The Belgian non-profit twitter account was evidently hacked and was changed into a fake affiliate account of Coinbase, a United States crypto exchange. In an earlier tweet which has been since deleted, the fake account posted what seemed to be a scam giveaway promotion claiming to be celebrating the increase in Coinbase’s user.
The account of the Federation of Enterprises in Belgium (FEB), a non-profit organization that is focused on advancing the interests of Belgian businesses was targeted by the fraudsters.
Following the hacking of the FEB’s Twitter account, the scammers changed the account to look like it is an affiliate of Coinbase. The description of the account read “Official Coinbase Promotion Account,” and the profile and cover photos used for the account carried Coinbase branding, and also a link to the official site of Coinbase.
However, the Twitter account’s handle, which is still @VBOFEB, a combination of the abbreviations of the company’s name in Dutch and French couldn’t be changed by the scammers.
The Coinbase branding has been deleted from the Twitter account as at the time of the press, however, the accounts feed still carries the retweets from Coinbase’s official account.

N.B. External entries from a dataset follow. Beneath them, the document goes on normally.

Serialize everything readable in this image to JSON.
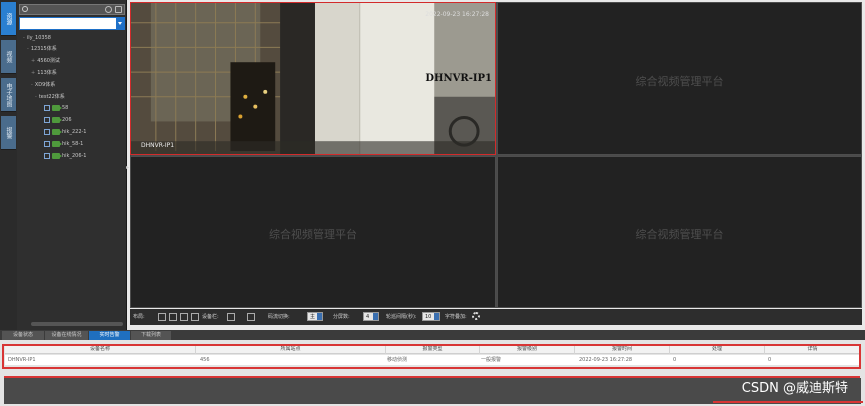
{
  "rail": {
    "tabs": [
      "资源",
      "视频",
      "电子地图",
      "报警"
    ]
  },
  "tree": {
    "nodes": [
      {
        "label": "ily_10358"
      },
      {
        "label": "12315体系"
      },
      {
        "label": "4560测试"
      },
      {
        "label": "113体系"
      },
      {
        "label": "XD9体系"
      },
      {
        "label": "test22体系"
      },
      {
        "label": "58"
      },
      {
        "label": "206"
      },
      {
        "label": "hik_222-1"
      },
      {
        "label": "hik_58-1"
      },
      {
        "label": "hik_206-1"
      }
    ]
  },
  "video": {
    "placeholder": "综合视频管理平台",
    "active_timestamp": "2022-09-23 16:27:28",
    "active_channel": "DHNVR-IP1",
    "active_name": "DHNVR-IP1"
  },
  "toolbar": {
    "layout_label": "布局:",
    "device_label": "设备栏:",
    "flow_label": "码流切换:",
    "flow_value": "主",
    "split_label": "分屏数:",
    "split_value": "4",
    "interval_label": "轮巡间隔(秒):",
    "interval_value": "10",
    "stream_label": "字符叠加:"
  },
  "bottom": {
    "tabs": [
      "设备状态",
      "设备在线情况",
      "实时告警",
      "下载列表"
    ],
    "active_tab": 2,
    "columns": [
      "设备名称",
      "所属站点",
      "报警类型",
      "报警级别",
      "报警时间",
      "处理",
      "详情"
    ],
    "rows": [
      [
        "DHNVR-IP1",
        "456",
        "移动侦测",
        "一般报警",
        "2022-09-23 16:27:28",
        "0",
        "0"
      ]
    ]
  },
  "watermark": "CSDN @威迪斯特",
  "colors": {
    "accent": "#1f6fbf",
    "highlight": "#d83535"
  }
}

The scam giveaway tweet posted evident a common crypto scam method on Twitter, requesting that a small amount of crypto should be sent by followers so as to receive a larger amount. According to the tweet, users were urged to take part in a 3,000 BTC giveaway scam, claiming it is in honor of the increase in Coinbase’s user base to “over 30,000.000 [sic] users.”
Apart from the Twitter account’s handle, there are other indications that the giveaway tweet and accounts were fake, these signs include inconsistent number formatting and grammatical blunders. According to the tweet, the alleged Coinbase’s user base was “30,000.000,” or thirty thousand, whereas the giveaway statement also notes: “We giving [sic] away 3 000 BTC.”
The host of CNBC’s Crypto Trader, Ran Neuner disclosed in October that the number of Coinbase user accounts as at that time had reached 25 million, where about 600,000 users are actively trading on the platform.
Most times scammers are found impersonating major industry names, such as Charlie Lee or Elon Musk when involving in Crypto-related giveaway scams on Twitter, where they cunningly alter the name of characters in the original account to dupe users.